START Records to process

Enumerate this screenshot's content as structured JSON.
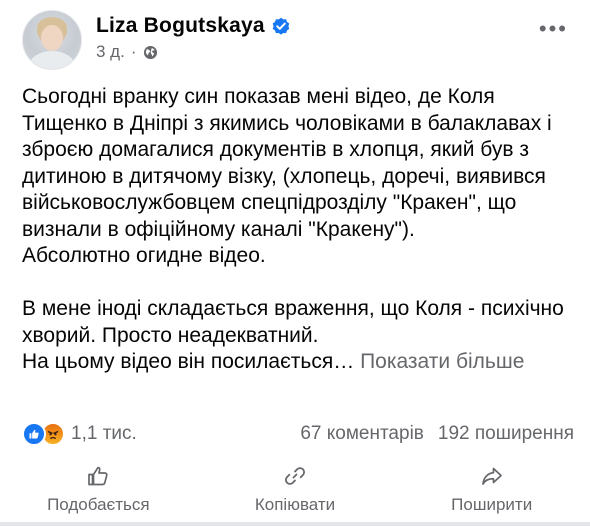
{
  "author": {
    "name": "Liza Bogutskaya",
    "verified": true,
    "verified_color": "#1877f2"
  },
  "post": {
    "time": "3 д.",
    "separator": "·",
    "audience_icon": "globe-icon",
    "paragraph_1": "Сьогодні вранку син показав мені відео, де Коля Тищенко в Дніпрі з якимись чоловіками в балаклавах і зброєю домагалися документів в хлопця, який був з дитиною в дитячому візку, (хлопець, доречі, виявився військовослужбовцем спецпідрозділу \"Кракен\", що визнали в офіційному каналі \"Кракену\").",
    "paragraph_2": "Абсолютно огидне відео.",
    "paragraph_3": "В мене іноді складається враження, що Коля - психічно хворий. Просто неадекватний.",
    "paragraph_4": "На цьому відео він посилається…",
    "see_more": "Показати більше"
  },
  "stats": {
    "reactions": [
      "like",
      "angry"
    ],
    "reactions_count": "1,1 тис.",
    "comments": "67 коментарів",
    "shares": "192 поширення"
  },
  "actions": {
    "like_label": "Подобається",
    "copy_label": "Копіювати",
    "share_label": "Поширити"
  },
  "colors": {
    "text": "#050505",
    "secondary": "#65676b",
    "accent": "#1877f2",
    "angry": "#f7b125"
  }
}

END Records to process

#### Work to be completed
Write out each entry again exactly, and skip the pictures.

#### Answer for this exercise
Enumerate this screenshot's content as structured JSON.
{
  "author": {
    "name": "Liza Bogutskaya",
    "verified": true,
    "verified_color": "#1877f2"
  },
  "post": {
    "time": "3 д.",
    "separator": "·",
    "audience_icon": "globe-icon",
    "paragraph_1": "Сьогодні вранку син показав мені відео, де Коля Тищенко в Дніпрі з якимись чоловіками в балаклавах і зброєю домагалися документів в хлопця, який був з дитиною в дитячому візку, (хлопець, доречі, виявився військовослужбовцем спецпідрозділу \"Кракен\", що визнали в офіційному каналі \"Кракену\").",
    "paragraph_2": "Абсолютно огидне відео.",
    "paragraph_3": "В мене іноді складається враження, що Коля - психічно хворий. Просто неадекватний.",
    "paragraph_4": "На цьому відео він посилається…",
    "see_more": "Показати більше"
  },
  "stats": {
    "reactions": [
      "like",
      "angry"
    ],
    "reactions_count": "1,1 тис.",
    "comments": "67 коментарів",
    "shares": "192 поширення"
  },
  "actions": {
    "like_label": "Подобається",
    "copy_label": "Копіювати",
    "share_label": "Поширити"
  },
  "colors": {
    "text": "#050505",
    "secondary": "#65676b",
    "accent": "#1877f2",
    "angry": "#f7b125"
  }
}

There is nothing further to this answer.